Best boat to buy for a cottage
New cottage owners often have to buy a boat once they close the deal on the property. A number of things need to be considered when deciding which type of boat is best to buy for the new cabin.
Water conditions, boat use, and docking facilities all impact the type and size of the boat that will be ideal for your situation. Budget is also a factor.
Lake size and conditions
Big lakes are great for cruising, but they can also get very rough. In situations where the cottage is on an island or you need to cross large areas of open water it is important to have a boat that is big enough to handle rough weather. This means spending a bit more money, but it is worthwhile to ensure safety and reliability on the lake.
A small 16 foot open aluminum fishing boat, for example, isn’t going to work as your primary boat at the cottage in most circumstances.
Aluminum or fibreglass
Hidden rocks, reefs, and submerged islands are common in cottage country. River systems and smaller lakes that see significant changes in water levels often have unmarked hazards. In these areas it is generally better to have an aluminum boat in the event you hit a rock.
Fibreglass boats are better suited for big lakes with lots of open water and no submerged structures near the surface.
Dock size and water depth
The length of the dock and the depth of the water at the dock often determine the size and type of boat you can buy. A cottage with deep water at the shore or a long enough dock will be able to harbour larger boats. Cabins with small docks and shallow or rocky conditions around the dock might only be able to accomodate a smaller boat.

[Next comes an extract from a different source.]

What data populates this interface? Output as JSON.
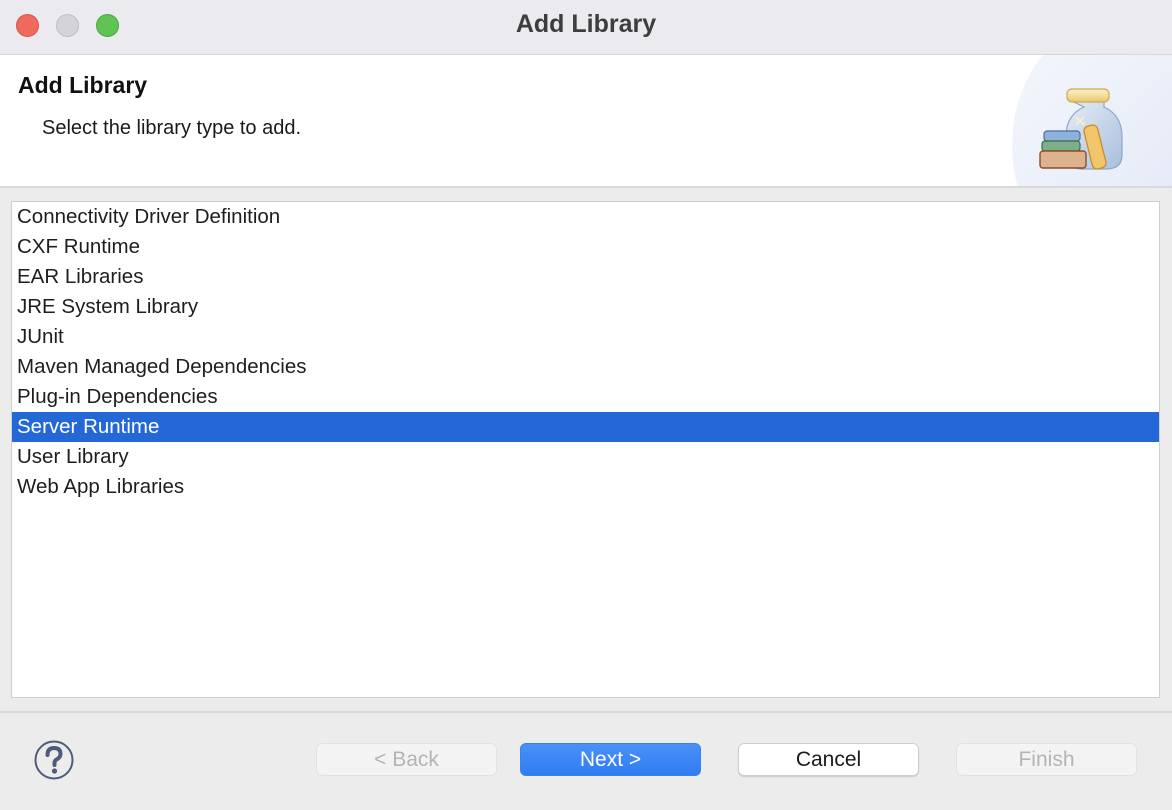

Best types of boats for lakes and rivers
Several types of boats are popular for properties on lakes or rivers. Many cottages have two or more boats with each one used for a specific purpose.
There might be a bowrider, deck boat, or a pontoon boat for running back and forth from the mainland. A fishing boat could be used for catching dinner. On big water, cottagers might also have a ski boat and then a larger cruiser for doing long trips. Some cottages also have a sailboat.
The surge in boat prices in recent years has made it much more expensive to treat the family to a different boat for every activity on the lake or river. As a result, there needs to be some negotiation and compromise when buying the first boat for the cottage.
Cottaging veterans often recommend a bowrider, also referred to as a runabout, as the best boat to buy for cottage owners in most situations. It can serve as a reliable boat for general purposes and is also versatile enough to be used for fishing, or as a ski or wakeboard boat. This type of boat is popular with cottagers on both lakes and rivers and would be a good boat to buy as the primary boat for the cabin. Bowriders come with either aluminum or fibreglass hulls, so there are options for all situations.
2. Deck boat
A deck boat is similar to a bow rider and these days some designs make it difficult to tell the difference between a deck boat and a runabout. In simple terms, the deck boat provides more space, hence its name, particularly at the front of the boat. A deck boat might be a good choice if you are not sure whether a bowrider or a pontoon boat is the best boat to buy as your first cottage boat.
3. Pontoon boat
A pontoon boat is another good multi-use boat for cottages. The stability of the boat makes it ideal for running back and forth from the mainland with supplies if you have an island property. A pontoon boat is good for lakes and rivers and can serve as a fishing boat, as well as being a comfortable boat for taking a leisurely cruise. It is generally not ideal, however, for cottagers looking for speed or those who need a powerful ski boat.
Pontoon boats come with covers to provide protection from the rain and can be opened up on nice days.
4. Fishing boat
A pure-play fishing boat, often referred to as a bass boat, tends to have a powerful motor and is designed for ripping around the lake to maximize fishing time. The boat is stable and versatile for getting into shallow areas to access fish. While the fishing boat might be flashy and a great bonus for the cabin, it is generally not the best boat to buy as the primary boat for a cottage.
Hybrids are available in the market where the fishing boat has some characteristics of a runabout and is also equipped with a pole mount to pull water skiers or wake boarders.
5. Ski and wakeboard boat
The boat industry knows how to tailor products for specific interests. This is particularly the case with ski and wakeboard boats. Manufacturers design the boat’s hull to produce the best wake and the boat has an inboard motor. This type of boat is a lot of fun, but would probably go in the category of “cottage toy” as opposed to a must-have for the cabin.
6. Cabin cruiser
A cabin cruiser is a big boat that costs big bucks. If you are fortunate enough to have the money to spend on a cabin cruiser it is a great option for cottage owners who have properties on large bodies of water. The cabin cruiser is used for long trips and normally comes with a sleeping area, washroom, and even a small kitchen in some cases.
7. Sail boat
Sail boats are not typically associated with cottages, but that doesn’t mean a cottage can’t have one. Small sail boats are popular in areas where the cottage has access to good sailing conditions. Serious sailing types, however, often use their sailboat as their cottage and spend most of their free time in the summer sailing with their local clubs.
Buying a new boat for the cottage is a big decision and it makes sense to take the time to plan the purchase with the entire family. Current and future use should be considered. If a new boat is too expensive, it might be possible to buy a good used boat to get started.